Parents Face Backlash For This Decision — It May Surprise You Who It’s Coming From

Homeschooling has come a long way in the last two decades.

The practice started to gain momentum in the 1980s, but was still rare and many parents faced criticism for their choice.

And perhaps because homeschooling has become more common—in an ironic twist—former homeschooling parents who must send their kids back to school are facing backlash of another sort—from other homeschooling parents.

The reasons for transitioning a homeschooled child back to school, whether it be a private or public school, can be numerous and very personal.

Today’s Parent reports:

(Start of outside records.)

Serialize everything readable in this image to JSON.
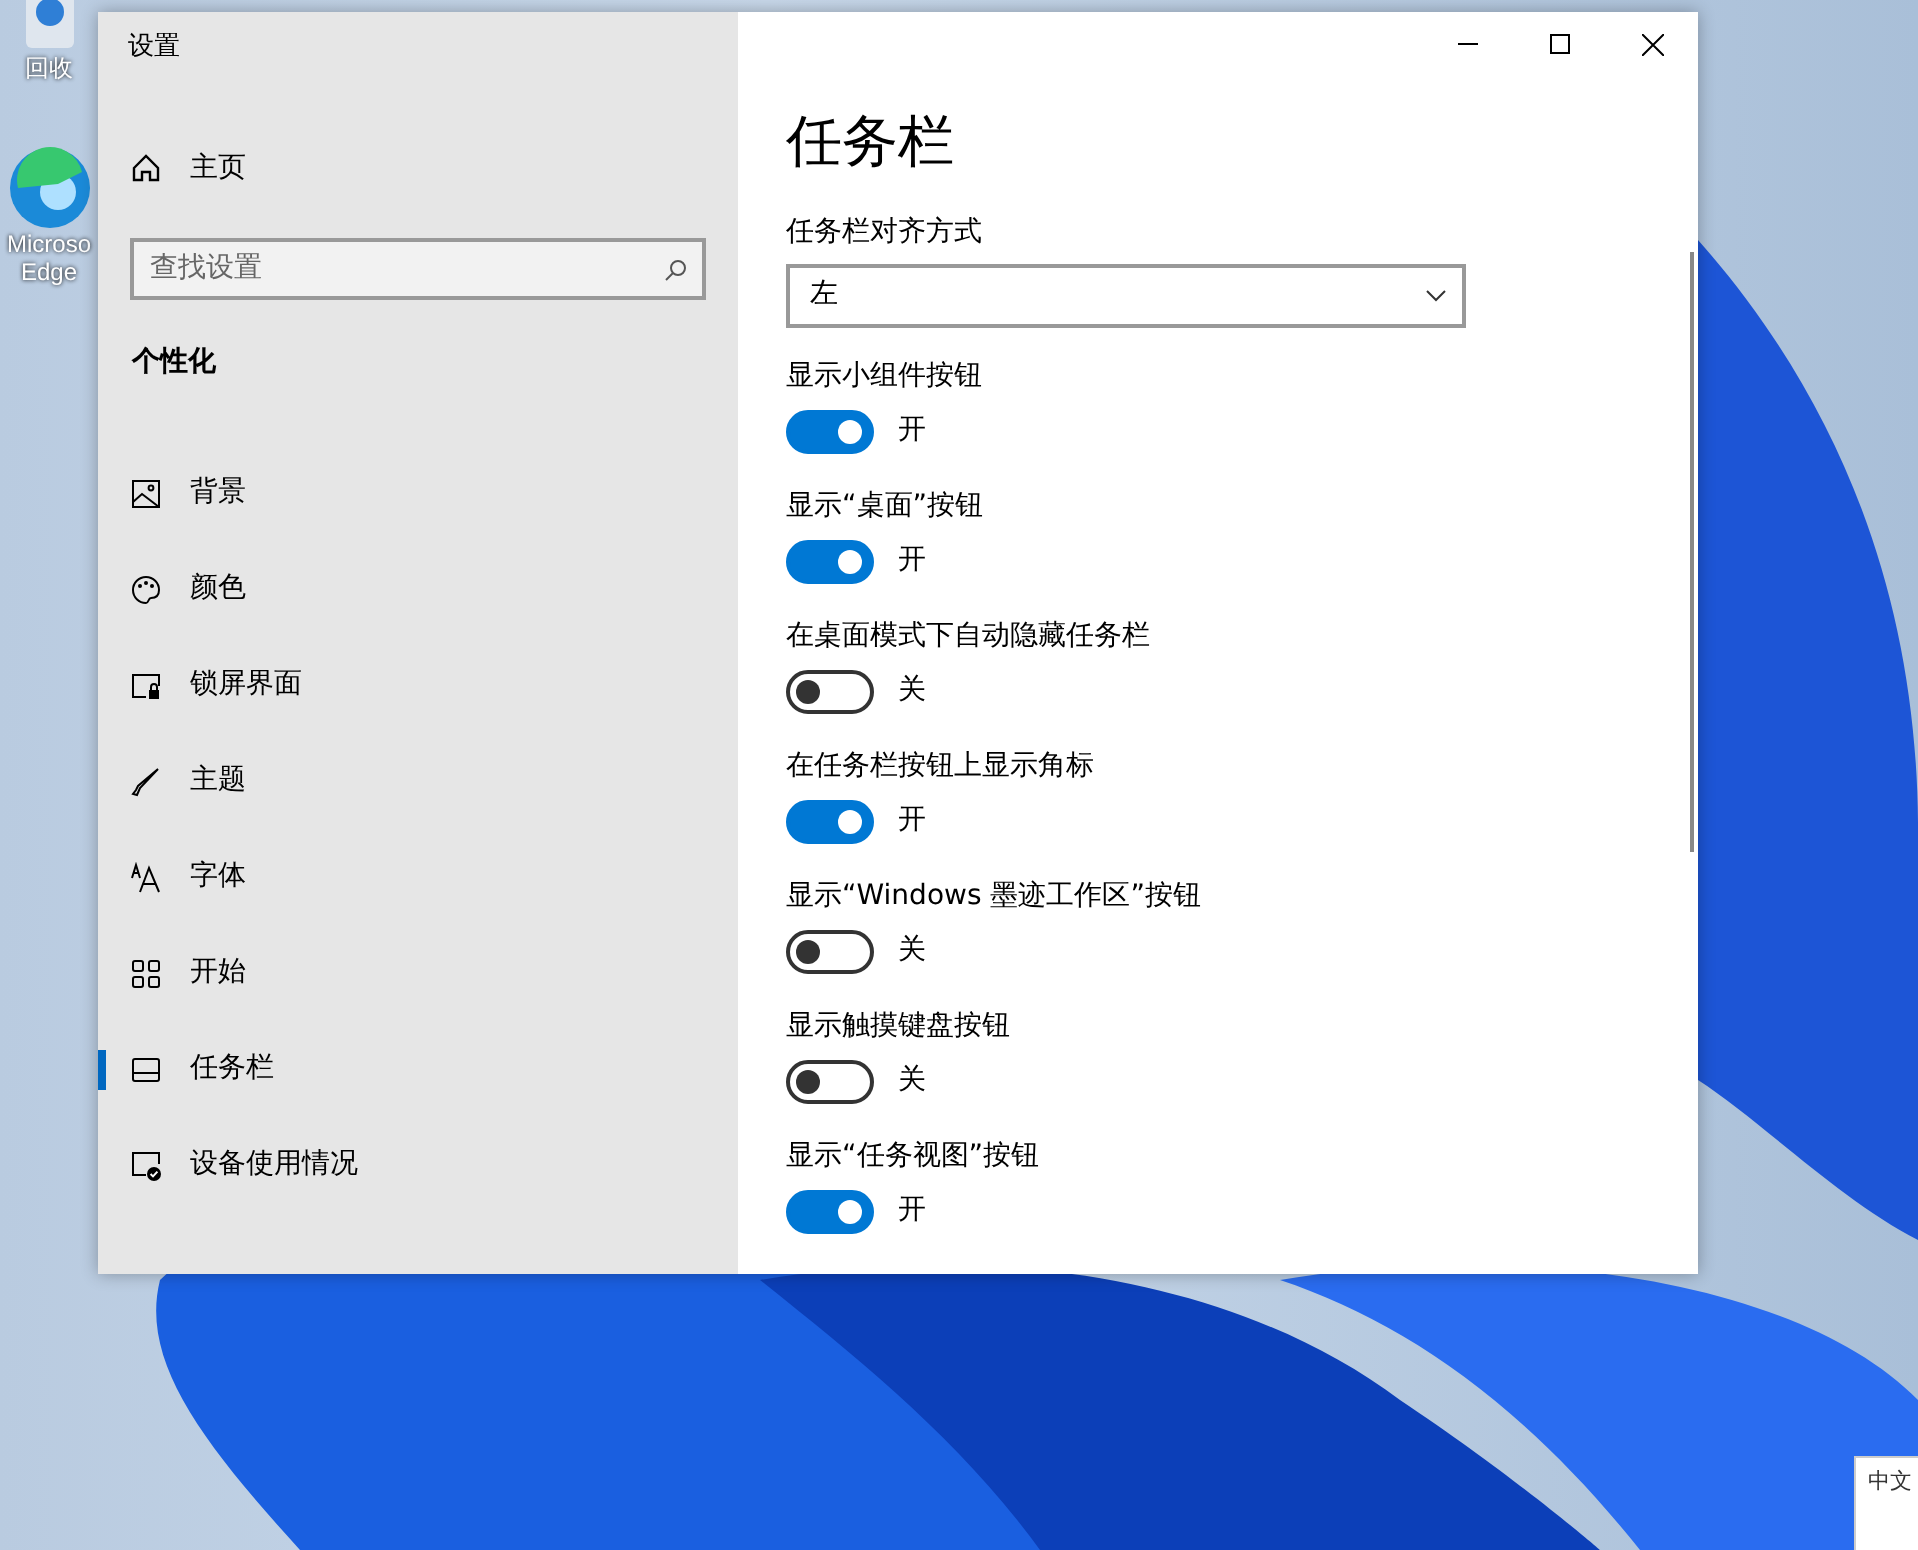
{
  "desktop": {
    "icons": [
      {
        "kind": "recycle",
        "label": "回收"
      },
      {
        "kind": "edge",
        "label": "Microso",
        "label2": "Edge"
      }
    ],
    "popup": {
      "text": "中文"
    }
  },
  "window": {
    "title": "设置"
  },
  "sidebar": {
    "home": "主页",
    "search": {
      "placeholder": "查找设置"
    },
    "section": "个性化",
    "items": [
      {
        "kind": "image",
        "label": "背景",
        "selected": false
      },
      {
        "kind": "palette",
        "label": "颜色",
        "selected": false
      },
      {
        "kind": "lock",
        "label": "锁屏界面",
        "selected": false
      },
      {
        "kind": "brush",
        "label": "主题",
        "selected": false
      },
      {
        "kind": "font",
        "label": "字体",
        "selected": false
      },
      {
        "kind": "start",
        "label": "开始",
        "selected": false
      },
      {
        "kind": "taskbar",
        "label": "任务栏",
        "selected": true
      },
      {
        "kind": "device",
        "label": "设备使用情况",
        "selected": false
      }
    ]
  },
  "content": {
    "title": "任务栏",
    "alignment": {
      "label": "任务栏对齐方式",
      "value": "左"
    },
    "settings": [
      {
        "label": "显示小组件按钮",
        "on": true,
        "state": "开"
      },
      {
        "label": "显示“桌面”按钮",
        "on": true,
        "state": "开"
      },
      {
        "label": "在桌面模式下自动隐藏任务栏",
        "on": false,
        "state": "关"
      },
      {
        "label": "在任务栏按钮上显示角标",
        "on": true,
        "state": "开"
      },
      {
        "label": "显示“Windows 墨迹工作区”按钮",
        "on": false,
        "state": "关"
      },
      {
        "label": "显示触摸键盘按钮",
        "on": false,
        "state": "关"
      },
      {
        "label": "显示“任务视图”按钮",
        "on": true,
        "state": "开"
      }
    ]
  }
}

More than 1.5 million children, about 3 percent of the school-age population in the United States, are home-schooled, and every year a number of kids go from home-school to traditional school, and vice versa. Making the switch from home to a regular school can be challenging: a new social scene, different academic expectations, and a teacher who doesn’t answer to “Mom.” Sometimes, though, the ones who have the toughest time adjusting are the parents.

The reason for switching from home to regular school may be financial — the parent who was the teacher has to go back to work. In other cases, parents decide that a traditional school environment would be better for their child.

The homeschooling community is tight-knit and protective, and often homeschooling parents feel it is the best, and only, choice for a proper education.

Homeschooling is an incredible blessing and wonderful opportunity for the family, however it is not always possible to continue the journey.

Financial struggles may force the homeschooling parent back to work.  The child may have special needs which the parent cannot properly address, or the parent quite simply faces burnout, especially when teaching several children on different levels.

And when parents are already feeling guilty for having to make the choice to send their children back to school, pressure from other homeschooling parents can make the transition all the more difficult.

Other parents may not understand why anyone would make the decision to stop homeschooling and explore other options.

Especially in the case of homeschooling for religious reasons, parents who have to send their children to public, secular school can face the disapproval of other parents who feel their Christian values may be endangered.

These parents may also be ostracized by homeschooling parents who feel their values will be undermined by continuing a friendship with someone outside of the homeschooling community.

Transitioning from homeschooling is a difficult process for the family involved, but careless remarks or lack of support from other parents can compound the emotional upheaval they are already experiencing.

Psychology Today reports on one parent’s perspective:

There are dozens of reasons why homeschooling can be valuable [short-term], while not necessarily the best course to embrace permanently. I suspect some of my reasons will ring true in the minds of other parents, while many homeschoolers will shake their heads and feel that I missed out on a great opportunity. 

No matter what the circumstances, sending a child back to a public or private school after homeschooling can produce pangs of guilt. I’ve heard parents express these feelings on numerous occasions. If the homeschooling was an overwhelming struggle, parents often assume that they have failed. If a homeschooling Mom or Dad wants to pursue a career full time, they can feel selfish.

Parenthood is fraught with regrets. For me, the important thing to keep in mind is that the vast majority of parents are constantly trying to make the best decisions for their children based on the circumstances at hand. Every child has different needs, every schooling option has different strengths and weaknesses, and there is no single, right solution for everyone.

No matter the circumstances, it is important for the family to receive support both from the homeschooling community and the new school their children will be attending.

Every family and every child has different needs and abilities, and support and understanding goes a long way towards a smooth transition for all.

Providing consistency and support for a transitioning child is the bottom line.

And making the decision to return to a more traditional school environment does not mean that relationships with their homeschooling community must end.

The joys experienced while homeschooling can still be a part of the family’s life.

Parents can become involved in new school activities, sit down one-on-one to help with homework, and continue to participate in activities with their former homeschooling community when able.

And for parents who homeschool for the long haul, it is important to be a support to parents who are not able to continue the journey—be available and understanding, and stay involved with the family.

Homeschooling families are a tight-knit community, and the support and friendships should continue, even if homeschooling does not.